* Description of the task
What is needed is an exact copy of every record below.

(Stored data entries)
_ _ _ _
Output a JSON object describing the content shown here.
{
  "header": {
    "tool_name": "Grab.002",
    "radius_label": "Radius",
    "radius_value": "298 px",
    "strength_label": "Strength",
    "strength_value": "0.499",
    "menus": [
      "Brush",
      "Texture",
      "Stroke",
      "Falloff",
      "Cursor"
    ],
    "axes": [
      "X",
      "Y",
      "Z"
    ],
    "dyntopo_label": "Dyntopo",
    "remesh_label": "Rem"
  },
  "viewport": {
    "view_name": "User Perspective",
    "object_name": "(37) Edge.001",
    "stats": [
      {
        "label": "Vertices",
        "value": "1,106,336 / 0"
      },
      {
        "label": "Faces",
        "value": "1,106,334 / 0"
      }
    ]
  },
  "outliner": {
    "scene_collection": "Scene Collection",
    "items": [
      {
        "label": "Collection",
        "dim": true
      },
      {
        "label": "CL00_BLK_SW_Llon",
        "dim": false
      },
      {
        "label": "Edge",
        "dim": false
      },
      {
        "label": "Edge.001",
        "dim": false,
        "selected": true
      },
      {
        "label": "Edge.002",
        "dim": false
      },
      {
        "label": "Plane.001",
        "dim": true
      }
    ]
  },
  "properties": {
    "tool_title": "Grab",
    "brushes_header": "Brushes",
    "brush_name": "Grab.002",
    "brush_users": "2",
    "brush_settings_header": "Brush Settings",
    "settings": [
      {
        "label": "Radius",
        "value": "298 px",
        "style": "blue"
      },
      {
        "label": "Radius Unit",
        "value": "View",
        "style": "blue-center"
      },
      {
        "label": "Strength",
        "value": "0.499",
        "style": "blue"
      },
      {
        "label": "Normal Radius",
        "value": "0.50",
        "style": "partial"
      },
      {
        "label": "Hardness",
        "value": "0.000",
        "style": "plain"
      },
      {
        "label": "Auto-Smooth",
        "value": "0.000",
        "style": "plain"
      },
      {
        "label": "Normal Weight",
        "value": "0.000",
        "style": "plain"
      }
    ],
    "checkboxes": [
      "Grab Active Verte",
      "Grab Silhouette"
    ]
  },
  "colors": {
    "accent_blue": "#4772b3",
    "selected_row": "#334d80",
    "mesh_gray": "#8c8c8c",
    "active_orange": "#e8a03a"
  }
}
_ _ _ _
* Answer box
Output a JSON object describing the content shown here.
{
  "header": {
    "tool_name": "Grab.002",
    "radius_label": "Radius",
    "radius_value": "298 px",
    "strength_label": "Strength",
    "strength_value": "0.499",
    "menus": [
      "Brush",
      "Texture",
      "Stroke",
      "Falloff",
      "Cursor"
    ],
    "axes": [
      "X",
      "Y",
      "Z"
    ],
    "dyntopo_label": "Dyntopo",
    "remesh_label": "Rem"
  },
  "viewport": {
    "view_name": "User Perspective",
    "object_name": "(37) Edge.001",
    "stats": [
      {
        "label": "Vertices",
        "value": "1,106,336 / 0"
      },
      {
        "label": "Faces",
        "value": "1,106,334 / 0"
      }
    ]
  },
  "outliner": {
    "scene_collection": "Scene Collection",
    "items": [
      {
        "label": "Collection",
        "dim": true
      },
      {
        "label": "CL00_BLK_SW_Llon",
        "dim": false
      },
      {
        "label": "Edge",
        "dim": false
      },
      {
        "label": "Edge.001",
        "dim": false,
        "selected": true
      },
      {
        "label": "Edge.002",
        "dim": false
      },
      {
        "label": "Plane.001",
        "dim": true
      }
    ]
  },
  "properties": {
    "tool_title": "Grab",
    "brushes_header": "Brushes",
    "brush_name": "Grab.002",
    "brush_users": "2",
    "brush_settings_header": "Brush Settings",
    "settings": [
      {
        "label": "Radius",
        "value": "298 px",
        "style": "blue"
      },
      {
        "label": "Radius Unit",
        "value": "View",
        "style": "blue-center"
      },
      {
        "label": "Strength",
        "value": "0.499",
        "style": "blue"
      },
      {
        "label": "Normal Radius",
        "value": "0.50",
        "style": "partial"
      },
      {
        "label": "Hardness",
        "value": "0.000",
        "style": "plain"
      },
      {
        "label": "Auto-Smooth",
        "value": "0.000",
        "style": "plain"
      },
      {
        "label": "Normal Weight",
        "value": "0.000",
        "style": "plain"
      }
    ],
    "checkboxes": [
      "Grab Active Verte",
      "Grab Silhouette"
    ]
  },
  "colors": {
    "accent_blue": "#4772b3",
    "selected_row": "#334d80",
    "mesh_gray": "#8c8c8c",
    "active_orange": "#e8a03a"
  }
}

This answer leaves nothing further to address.